A Systematic Review on the Anxiolytic Effect of Aromatherapy during the First Stage of Labor

J Caring Sci. 2019 Mar 1;8(1):51-60. doi: 10.15171/jcs.2019.008. eCollection 2019 Mar.

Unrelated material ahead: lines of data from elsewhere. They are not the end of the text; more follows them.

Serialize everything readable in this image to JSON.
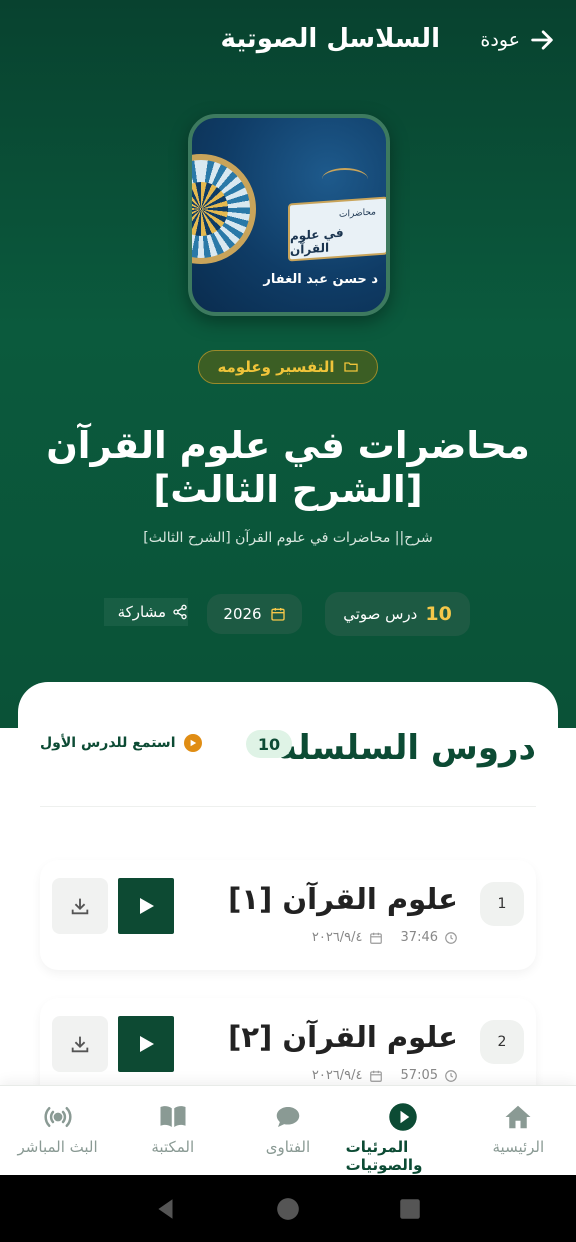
{
  "header": {
    "back_label": "عودة",
    "title": "السلاسل الصوتية"
  },
  "cover": {
    "line1": "محاضرات",
    "line2": "في علوم القرآن",
    "author": "د حسن عبد الغفار"
  },
  "series": {
    "category": "التفسير وعلومه",
    "title": "محاضرات في علوم القرآن [الشرح الثالث]",
    "subtitle": "شرح|| محاضرات في علوم القرآن [الشرح الثالث]",
    "lessons_count": "10",
    "lessons_label": "درس صوتي",
    "year": "2026",
    "share_label": "مشاركة"
  },
  "lessons_section": {
    "heading": "دروس السلسلة",
    "count": "10",
    "listen_first": "استمع للدرس الأول"
  },
  "lessons": [
    {
      "number": "1",
      "title": "علوم القرآن [١]",
      "duration": "37:46",
      "date": "٢٠٢٦/٩/٤"
    },
    {
      "number": "2",
      "title": "علوم القرآن [٢]",
      "duration": "57:05",
      "date": "٢٠٢٦/٩/٤"
    }
  ],
  "bottom_nav": [
    {
      "label": "الرئيسية",
      "icon": "home-icon"
    },
    {
      "label": "المرئيات والصوتيات",
      "icon": "play-circle-icon",
      "active": true
    },
    {
      "label": "الفتاوى",
      "icon": "chat-bubbles-icon"
    },
    {
      "label": "المكتبة",
      "icon": "book-icon"
    },
    {
      "label": "البث المباشر",
      "icon": "broadcast-icon"
    }
  ],
  "colors": {
    "primary": "#0c4b34",
    "accent": "#f5c84a",
    "orange": "#e08d14"
  }
}
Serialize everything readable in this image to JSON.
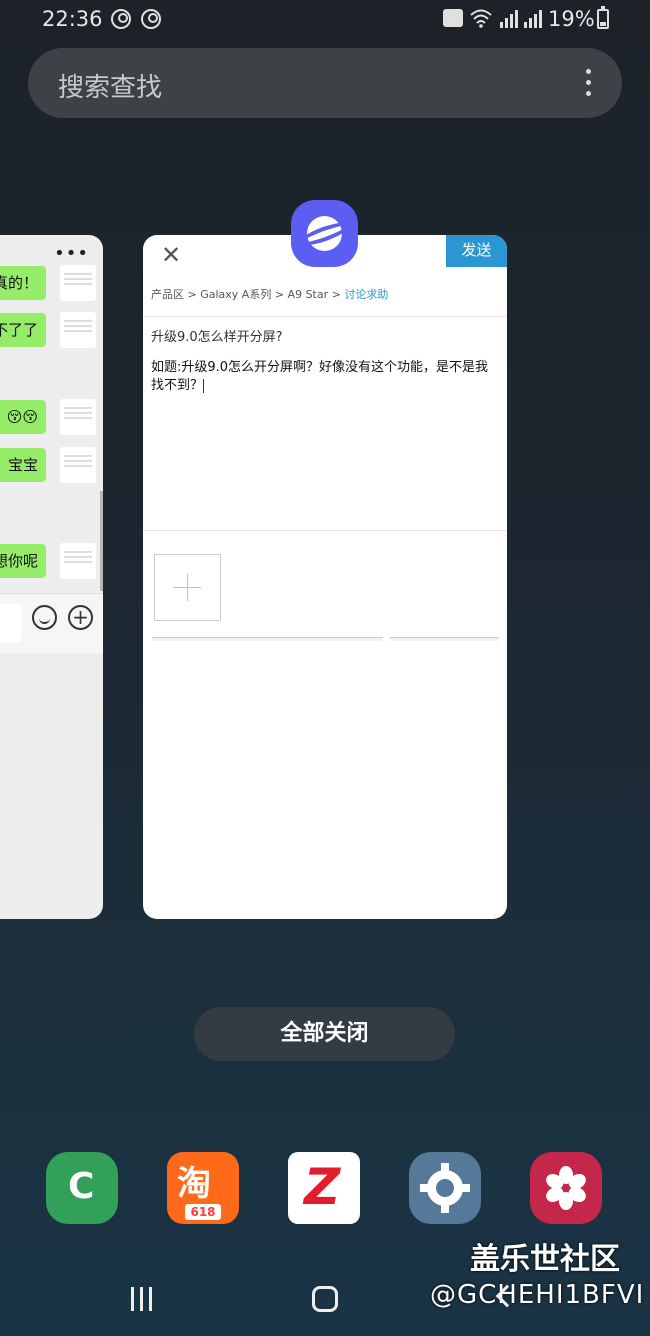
{
  "status_bar": {
    "time": "22:36",
    "battery": "19%"
  },
  "search": {
    "placeholder": "搜索查找"
  },
  "chat_card": {
    "messages": [
      "真的！",
      "不了了",
      "😚😚",
      "宝宝",
      "想你呢"
    ]
  },
  "forum_card": {
    "send_label": "发送",
    "breadcrumb": [
      "产品区",
      "Galaxy A系列",
      "A9 Star",
      "讨论求助"
    ],
    "title": "升级9.0怎么样开分屏?",
    "body": "如题:升级9.0怎么开分屏啊？好像没有这个功能，是不是我找不到？"
  },
  "actions": {
    "close_all": "全部关闭"
  },
  "dock": {
    "apps": [
      {
        "icon": "phone-icon"
      },
      {
        "icon": "taobao-icon",
        "badge": "618"
      },
      {
        "icon": "zhuanzhuan-icon"
      },
      {
        "icon": "settings-icon"
      },
      {
        "icon": "gallery-icon"
      }
    ]
  },
  "watermark": {
    "line1": "盖乐世社区",
    "line2": "@GCHEHI1BFVI"
  },
  "colors": {
    "accent": "#2b97d2",
    "chat_bubble": "#95ec69",
    "internet_app": "#5b5ef0"
  }
}
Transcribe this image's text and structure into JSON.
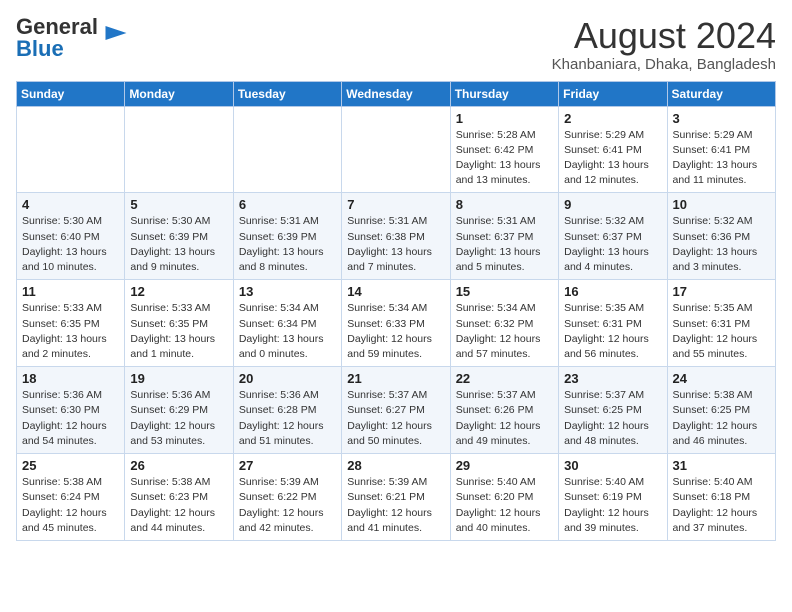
{
  "header": {
    "logo_general": "General",
    "logo_blue": "Blue",
    "month_year": "August 2024",
    "location": "Khanbaniara, Dhaka, Bangladesh"
  },
  "days_of_week": [
    "Sunday",
    "Monday",
    "Tuesday",
    "Wednesday",
    "Thursday",
    "Friday",
    "Saturday"
  ],
  "weeks": [
    [
      {
        "day": "",
        "sunrise": "",
        "sunset": "",
        "daylight": ""
      },
      {
        "day": "",
        "sunrise": "",
        "sunset": "",
        "daylight": ""
      },
      {
        "day": "",
        "sunrise": "",
        "sunset": "",
        "daylight": ""
      },
      {
        "day": "",
        "sunrise": "",
        "sunset": "",
        "daylight": ""
      },
      {
        "day": "1",
        "sunrise": "Sunrise: 5:28 AM",
        "sunset": "Sunset: 6:42 PM",
        "daylight": "Daylight: 13 hours and 13 minutes."
      },
      {
        "day": "2",
        "sunrise": "Sunrise: 5:29 AM",
        "sunset": "Sunset: 6:41 PM",
        "daylight": "Daylight: 13 hours and 12 minutes."
      },
      {
        "day": "3",
        "sunrise": "Sunrise: 5:29 AM",
        "sunset": "Sunset: 6:41 PM",
        "daylight": "Daylight: 13 hours and 11 minutes."
      }
    ],
    [
      {
        "day": "4",
        "sunrise": "Sunrise: 5:30 AM",
        "sunset": "Sunset: 6:40 PM",
        "daylight": "Daylight: 13 hours and 10 minutes."
      },
      {
        "day": "5",
        "sunrise": "Sunrise: 5:30 AM",
        "sunset": "Sunset: 6:39 PM",
        "daylight": "Daylight: 13 hours and 9 minutes."
      },
      {
        "day": "6",
        "sunrise": "Sunrise: 5:31 AM",
        "sunset": "Sunset: 6:39 PM",
        "daylight": "Daylight: 13 hours and 8 minutes."
      },
      {
        "day": "7",
        "sunrise": "Sunrise: 5:31 AM",
        "sunset": "Sunset: 6:38 PM",
        "daylight": "Daylight: 13 hours and 7 minutes."
      },
      {
        "day": "8",
        "sunrise": "Sunrise: 5:31 AM",
        "sunset": "Sunset: 6:37 PM",
        "daylight": "Daylight: 13 hours and 5 minutes."
      },
      {
        "day": "9",
        "sunrise": "Sunrise: 5:32 AM",
        "sunset": "Sunset: 6:37 PM",
        "daylight": "Daylight: 13 hours and 4 minutes."
      },
      {
        "day": "10",
        "sunrise": "Sunrise: 5:32 AM",
        "sunset": "Sunset: 6:36 PM",
        "daylight": "Daylight: 13 hours and 3 minutes."
      }
    ],
    [
      {
        "day": "11",
        "sunrise": "Sunrise: 5:33 AM",
        "sunset": "Sunset: 6:35 PM",
        "daylight": "Daylight: 13 hours and 2 minutes."
      },
      {
        "day": "12",
        "sunrise": "Sunrise: 5:33 AM",
        "sunset": "Sunset: 6:35 PM",
        "daylight": "Daylight: 13 hours and 1 minute."
      },
      {
        "day": "13",
        "sunrise": "Sunrise: 5:34 AM",
        "sunset": "Sunset: 6:34 PM",
        "daylight": "Daylight: 13 hours and 0 minutes."
      },
      {
        "day": "14",
        "sunrise": "Sunrise: 5:34 AM",
        "sunset": "Sunset: 6:33 PM",
        "daylight": "Daylight: 12 hours and 59 minutes."
      },
      {
        "day": "15",
        "sunrise": "Sunrise: 5:34 AM",
        "sunset": "Sunset: 6:32 PM",
        "daylight": "Daylight: 12 hours and 57 minutes."
      },
      {
        "day": "16",
        "sunrise": "Sunrise: 5:35 AM",
        "sunset": "Sunset: 6:31 PM",
        "daylight": "Daylight: 12 hours and 56 minutes."
      },
      {
        "day": "17",
        "sunrise": "Sunrise: 5:35 AM",
        "sunset": "Sunset: 6:31 PM",
        "daylight": "Daylight: 12 hours and 55 minutes."
      }
    ],
    [
      {
        "day": "18",
        "sunrise": "Sunrise: 5:36 AM",
        "sunset": "Sunset: 6:30 PM",
        "daylight": "Daylight: 12 hours and 54 minutes."
      },
      {
        "day": "19",
        "sunrise": "Sunrise: 5:36 AM",
        "sunset": "Sunset: 6:29 PM",
        "daylight": "Daylight: 12 hours and 53 minutes."
      },
      {
        "day": "20",
        "sunrise": "Sunrise: 5:36 AM",
        "sunset": "Sunset: 6:28 PM",
        "daylight": "Daylight: 12 hours and 51 minutes."
      },
      {
        "day": "21",
        "sunrise": "Sunrise: 5:37 AM",
        "sunset": "Sunset: 6:27 PM",
        "daylight": "Daylight: 12 hours and 50 minutes."
      },
      {
        "day": "22",
        "sunrise": "Sunrise: 5:37 AM",
        "sunset": "Sunset: 6:26 PM",
        "daylight": "Daylight: 12 hours and 49 minutes."
      },
      {
        "day": "23",
        "sunrise": "Sunrise: 5:37 AM",
        "sunset": "Sunset: 6:25 PM",
        "daylight": "Daylight: 12 hours and 48 minutes."
      },
      {
        "day": "24",
        "sunrise": "Sunrise: 5:38 AM",
        "sunset": "Sunset: 6:25 PM",
        "daylight": "Daylight: 12 hours and 46 minutes."
      }
    ],
    [
      {
        "day": "25",
        "sunrise": "Sunrise: 5:38 AM",
        "sunset": "Sunset: 6:24 PM",
        "daylight": "Daylight: 12 hours and 45 minutes."
      },
      {
        "day": "26",
        "sunrise": "Sunrise: 5:38 AM",
        "sunset": "Sunset: 6:23 PM",
        "daylight": "Daylight: 12 hours and 44 minutes."
      },
      {
        "day": "27",
        "sunrise": "Sunrise: 5:39 AM",
        "sunset": "Sunset: 6:22 PM",
        "daylight": "Daylight: 12 hours and 42 minutes."
      },
      {
        "day": "28",
        "sunrise": "Sunrise: 5:39 AM",
        "sunset": "Sunset: 6:21 PM",
        "daylight": "Daylight: 12 hours and 41 minutes."
      },
      {
        "day": "29",
        "sunrise": "Sunrise: 5:40 AM",
        "sunset": "Sunset: 6:20 PM",
        "daylight": "Daylight: 12 hours and 40 minutes."
      },
      {
        "day": "30",
        "sunrise": "Sunrise: 5:40 AM",
        "sunset": "Sunset: 6:19 PM",
        "daylight": "Daylight: 12 hours and 39 minutes."
      },
      {
        "day": "31",
        "sunrise": "Sunrise: 5:40 AM",
        "sunset": "Sunset: 6:18 PM",
        "daylight": "Daylight: 12 hours and 37 minutes."
      }
    ]
  ]
}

Introduction: Anxiety is the most common psychological response of women to labor. The aim of the present systematic review was to evaluate and summarize the available clinical evidence on the anxiolytic effects of aromatherapy during the first stage of labor. Methods: Electronic databases including: Cochrane Library, MEDLINE/ PubMed, Scopus, CINAHL, SID, Iran Doc, ProQuest, and Google Scholar were searched up to Sep10, 2017 with the keywords of 'aroma*', 'aromatherapy', 'essential oil', 'anxiety', and ' labor '. The risk of bias in the included studies was assessed using the Cochrane Collaboration's 'Risk of bias' tool. The results were reported qualitatively. Results: A total of 14 published papers and 2 unpublished papers were retrieved which met the inclusion criteria. The studies were conducted in Iran, Egypt, Korea, and Italy. Essential oils had been used were lavender in 5 articles, rose, clary sage, geranium and frankincense in 3 articles, chamomile, bitter orange, sweet orange and peppermint in 2 articles, mandarin orange, jasmine and clove in 1 article. A majority of the studies suggested a positive effect of aromatherapy in reducing women's anxiety during the first stage of labor. Conclusion: It is recommended that aromatherapy could be applied as a complementary therapy for reducing anxiety during the first stage of labor, but methodologically rigorous studies should be conducted in this area.

Keywords: Anxiety; Aromatherapy; Clinical trial; Systematic review.

Publication types

  • Review